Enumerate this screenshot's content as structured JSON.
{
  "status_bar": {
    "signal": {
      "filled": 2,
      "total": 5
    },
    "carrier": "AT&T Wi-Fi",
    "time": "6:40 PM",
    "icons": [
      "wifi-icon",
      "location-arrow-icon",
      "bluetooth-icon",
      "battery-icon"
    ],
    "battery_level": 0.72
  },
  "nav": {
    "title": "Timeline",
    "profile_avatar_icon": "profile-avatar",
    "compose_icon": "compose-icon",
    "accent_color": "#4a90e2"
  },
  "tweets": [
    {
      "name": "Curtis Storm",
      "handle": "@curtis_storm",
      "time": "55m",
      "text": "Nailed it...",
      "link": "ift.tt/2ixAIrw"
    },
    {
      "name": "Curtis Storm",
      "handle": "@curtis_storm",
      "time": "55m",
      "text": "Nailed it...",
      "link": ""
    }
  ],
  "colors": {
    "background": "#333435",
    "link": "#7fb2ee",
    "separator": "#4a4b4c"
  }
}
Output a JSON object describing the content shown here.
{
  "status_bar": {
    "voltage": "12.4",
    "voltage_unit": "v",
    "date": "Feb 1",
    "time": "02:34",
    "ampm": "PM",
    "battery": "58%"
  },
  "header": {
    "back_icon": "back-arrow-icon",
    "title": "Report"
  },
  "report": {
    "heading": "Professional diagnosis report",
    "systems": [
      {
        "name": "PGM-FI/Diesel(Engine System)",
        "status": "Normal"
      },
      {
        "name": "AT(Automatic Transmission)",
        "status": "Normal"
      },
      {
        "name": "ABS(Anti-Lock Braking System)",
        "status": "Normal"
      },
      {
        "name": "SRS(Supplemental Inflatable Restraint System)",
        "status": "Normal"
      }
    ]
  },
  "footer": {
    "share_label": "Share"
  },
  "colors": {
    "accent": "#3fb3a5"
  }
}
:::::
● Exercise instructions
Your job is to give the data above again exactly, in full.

● Answer for the task
Enumerate this screenshot's content as structured JSON.
{
  "status_bar": {
    "signal": {
      "filled": 2,
      "total": 5
    },
    "carrier": "AT&T Wi-Fi",
    "time": "6:40 PM",
    "icons": [
      "wifi-icon",
      "location-arrow-icon",
      "bluetooth-icon",
      "battery-icon"
    ],
    "battery_level": 0.72
  },
  "nav": {
    "title": "Timeline",
    "profile_avatar_icon": "profile-avatar",
    "compose_icon": "compose-icon",
    "accent_color": "#4a90e2"
  },
  "tweets": [
    {
      "name": "Curtis Storm",
      "handle": "@curtis_storm",
      "time": "55m",
      "text": "Nailed it...",
      "link": "ift.tt/2ixAIrw"
    },
    {
      "name": "Curtis Storm",
      "handle": "@curtis_storm",
      "time": "55m",
      "text": "Nailed it...",
      "link": ""
    }
  ],
  "colors": {
    "background": "#333435",
    "link": "#7fb2ee",
    "separator": "#4a4b4c"
  }
}
Output a JSON object describing the content shown here.
{
  "status_bar": {
    "voltage": "12.4",
    "voltage_unit": "v",
    "date": "Feb 1",
    "time": "02:34",
    "ampm": "PM",
    "battery": "58%"
  },
  "header": {
    "back_icon": "back-arrow-icon",
    "title": "Report"
  },
  "report": {
    "heading": "Professional diagnosis report",
    "systems": [
      {
        "name": "PGM-FI/Diesel(Engine System)",
        "status": "Normal"
      },
      {
        "name": "AT(Automatic Transmission)",
        "status": "Normal"
      },
      {
        "name": "ABS(Anti-Lock Braking System)",
        "status": "Normal"
      },
      {
        "name": "SRS(Supplemental Inflatable Restraint System)",
        "status": "Normal"
      }
    ]
  },
  "footer": {
    "share_label": "Share"
  },
  "colors": {
    "accent": "#3fb3a5"
  }
}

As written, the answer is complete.